Family members of intensive care unit (ICU) patients are at risk for post–intensive care syndrome– family (PICS-F), including symptoms of anxiety, depression, and posttraumatic stress. Cognitive behavioral therapy is the first-line nonpharmacologic treatment for many psychological symptoms and has been successfully delivered by use of mobile technology for symptom self-management.
To determine the feasibility of delivering cognitive behavioral therapy through a smartphone app to family members of critically ill patients.
This was a prospective longitudinal cohort study with a consecutive sample of patients admitted to 2 adult ICUs and their family members. The control group period was followed by the intervention group period. The intervention consisted of a mobile health app preloaded on a smartphone provided to family members. The study time points were enrollment (within 5 days of ICU admission), 30 days after admission, and 60 days after admission. Study measures included demographic data, app use, satisfaction with the app, mental health self-efficacy, and measures of PICS-F symptoms.
The study sample consisted of 49 predominantly White (92%) and female (82%) family members (24 intervention, 25 control). Smartphone ownership was 88%. Completion rates for study measures were 92% in the control group and 79% in the intervention group.
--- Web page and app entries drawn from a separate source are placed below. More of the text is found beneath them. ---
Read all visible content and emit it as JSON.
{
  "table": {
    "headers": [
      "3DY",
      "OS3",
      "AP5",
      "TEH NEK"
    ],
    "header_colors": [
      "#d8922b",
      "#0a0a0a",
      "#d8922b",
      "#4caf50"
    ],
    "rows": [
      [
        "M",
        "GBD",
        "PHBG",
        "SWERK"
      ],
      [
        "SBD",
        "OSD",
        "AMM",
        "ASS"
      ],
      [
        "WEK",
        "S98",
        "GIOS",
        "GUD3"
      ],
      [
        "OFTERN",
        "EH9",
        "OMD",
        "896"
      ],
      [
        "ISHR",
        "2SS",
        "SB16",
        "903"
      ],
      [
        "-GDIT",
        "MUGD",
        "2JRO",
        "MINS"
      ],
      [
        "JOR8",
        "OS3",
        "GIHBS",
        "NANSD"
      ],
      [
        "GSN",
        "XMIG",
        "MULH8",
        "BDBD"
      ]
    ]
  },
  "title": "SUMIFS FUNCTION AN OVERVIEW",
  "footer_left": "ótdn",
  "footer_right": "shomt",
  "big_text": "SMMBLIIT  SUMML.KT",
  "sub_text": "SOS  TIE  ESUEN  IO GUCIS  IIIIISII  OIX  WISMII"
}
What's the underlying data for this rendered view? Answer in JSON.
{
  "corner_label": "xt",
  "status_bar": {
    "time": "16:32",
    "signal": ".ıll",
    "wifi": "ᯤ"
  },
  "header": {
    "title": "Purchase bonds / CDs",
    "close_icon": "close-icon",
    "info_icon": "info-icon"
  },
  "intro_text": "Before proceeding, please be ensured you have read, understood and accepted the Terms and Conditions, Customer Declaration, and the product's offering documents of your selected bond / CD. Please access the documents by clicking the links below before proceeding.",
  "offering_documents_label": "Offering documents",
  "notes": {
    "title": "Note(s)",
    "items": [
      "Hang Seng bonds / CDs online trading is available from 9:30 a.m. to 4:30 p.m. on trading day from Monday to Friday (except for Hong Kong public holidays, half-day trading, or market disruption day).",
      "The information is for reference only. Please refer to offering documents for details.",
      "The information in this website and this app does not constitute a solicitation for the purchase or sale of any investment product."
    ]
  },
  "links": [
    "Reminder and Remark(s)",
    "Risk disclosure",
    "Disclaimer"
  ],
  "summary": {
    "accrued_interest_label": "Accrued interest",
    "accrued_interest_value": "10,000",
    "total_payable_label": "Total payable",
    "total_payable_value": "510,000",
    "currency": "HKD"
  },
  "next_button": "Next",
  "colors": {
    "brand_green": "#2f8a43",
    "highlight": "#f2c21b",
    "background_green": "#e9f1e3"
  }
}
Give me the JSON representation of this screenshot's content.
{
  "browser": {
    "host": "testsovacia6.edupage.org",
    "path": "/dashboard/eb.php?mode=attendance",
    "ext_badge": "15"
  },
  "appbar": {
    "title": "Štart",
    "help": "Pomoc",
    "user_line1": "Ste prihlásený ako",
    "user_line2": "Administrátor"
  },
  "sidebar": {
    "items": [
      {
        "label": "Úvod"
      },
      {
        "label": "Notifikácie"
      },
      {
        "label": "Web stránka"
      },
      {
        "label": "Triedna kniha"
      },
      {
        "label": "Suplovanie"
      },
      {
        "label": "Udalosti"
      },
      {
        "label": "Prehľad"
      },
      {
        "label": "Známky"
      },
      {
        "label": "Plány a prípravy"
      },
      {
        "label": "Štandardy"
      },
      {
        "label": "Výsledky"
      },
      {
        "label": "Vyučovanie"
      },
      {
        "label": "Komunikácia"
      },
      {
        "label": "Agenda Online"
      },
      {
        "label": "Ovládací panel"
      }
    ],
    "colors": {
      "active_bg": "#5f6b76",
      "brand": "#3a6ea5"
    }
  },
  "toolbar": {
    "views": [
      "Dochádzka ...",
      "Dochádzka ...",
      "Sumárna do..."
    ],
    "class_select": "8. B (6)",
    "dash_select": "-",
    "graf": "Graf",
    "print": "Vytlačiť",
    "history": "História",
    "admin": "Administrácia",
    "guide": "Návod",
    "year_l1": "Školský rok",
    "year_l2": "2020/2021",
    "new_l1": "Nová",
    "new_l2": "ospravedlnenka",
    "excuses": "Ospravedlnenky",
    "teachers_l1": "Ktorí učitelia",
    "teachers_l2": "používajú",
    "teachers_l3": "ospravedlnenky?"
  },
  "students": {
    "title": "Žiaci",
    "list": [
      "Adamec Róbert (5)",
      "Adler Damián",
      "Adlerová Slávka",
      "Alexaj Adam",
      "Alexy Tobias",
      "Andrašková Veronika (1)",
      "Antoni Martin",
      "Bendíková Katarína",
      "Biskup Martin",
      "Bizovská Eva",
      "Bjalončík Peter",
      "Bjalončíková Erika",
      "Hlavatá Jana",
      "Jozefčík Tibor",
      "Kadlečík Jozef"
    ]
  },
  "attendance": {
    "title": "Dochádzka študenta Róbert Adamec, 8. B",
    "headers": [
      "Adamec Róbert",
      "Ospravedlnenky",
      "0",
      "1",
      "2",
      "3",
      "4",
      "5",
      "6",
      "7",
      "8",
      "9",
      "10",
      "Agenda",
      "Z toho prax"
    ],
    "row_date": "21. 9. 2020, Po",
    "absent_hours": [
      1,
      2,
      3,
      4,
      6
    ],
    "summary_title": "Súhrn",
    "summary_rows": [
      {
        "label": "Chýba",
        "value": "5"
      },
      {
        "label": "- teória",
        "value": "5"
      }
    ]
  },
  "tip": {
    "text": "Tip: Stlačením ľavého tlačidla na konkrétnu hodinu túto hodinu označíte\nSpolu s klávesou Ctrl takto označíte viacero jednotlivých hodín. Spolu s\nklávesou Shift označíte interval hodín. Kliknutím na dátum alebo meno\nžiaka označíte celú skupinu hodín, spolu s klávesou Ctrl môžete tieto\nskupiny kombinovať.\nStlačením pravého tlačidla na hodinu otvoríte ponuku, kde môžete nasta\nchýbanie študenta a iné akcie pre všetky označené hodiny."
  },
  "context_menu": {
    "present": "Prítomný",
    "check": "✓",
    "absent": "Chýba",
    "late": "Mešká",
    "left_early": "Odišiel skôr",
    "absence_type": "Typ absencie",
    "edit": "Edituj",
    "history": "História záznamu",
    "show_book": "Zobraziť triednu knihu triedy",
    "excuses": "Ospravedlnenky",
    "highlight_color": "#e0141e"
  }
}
Family members logged in to the app a mean of 18.58 times (range 2-89) and spent a mean of 81.29 minutes (range 4.93-426.63 minutes) using the app.
The study results confirm the feasibility of implementing app-based delivery of cognitive behavioral therapy to family members of ICU patients.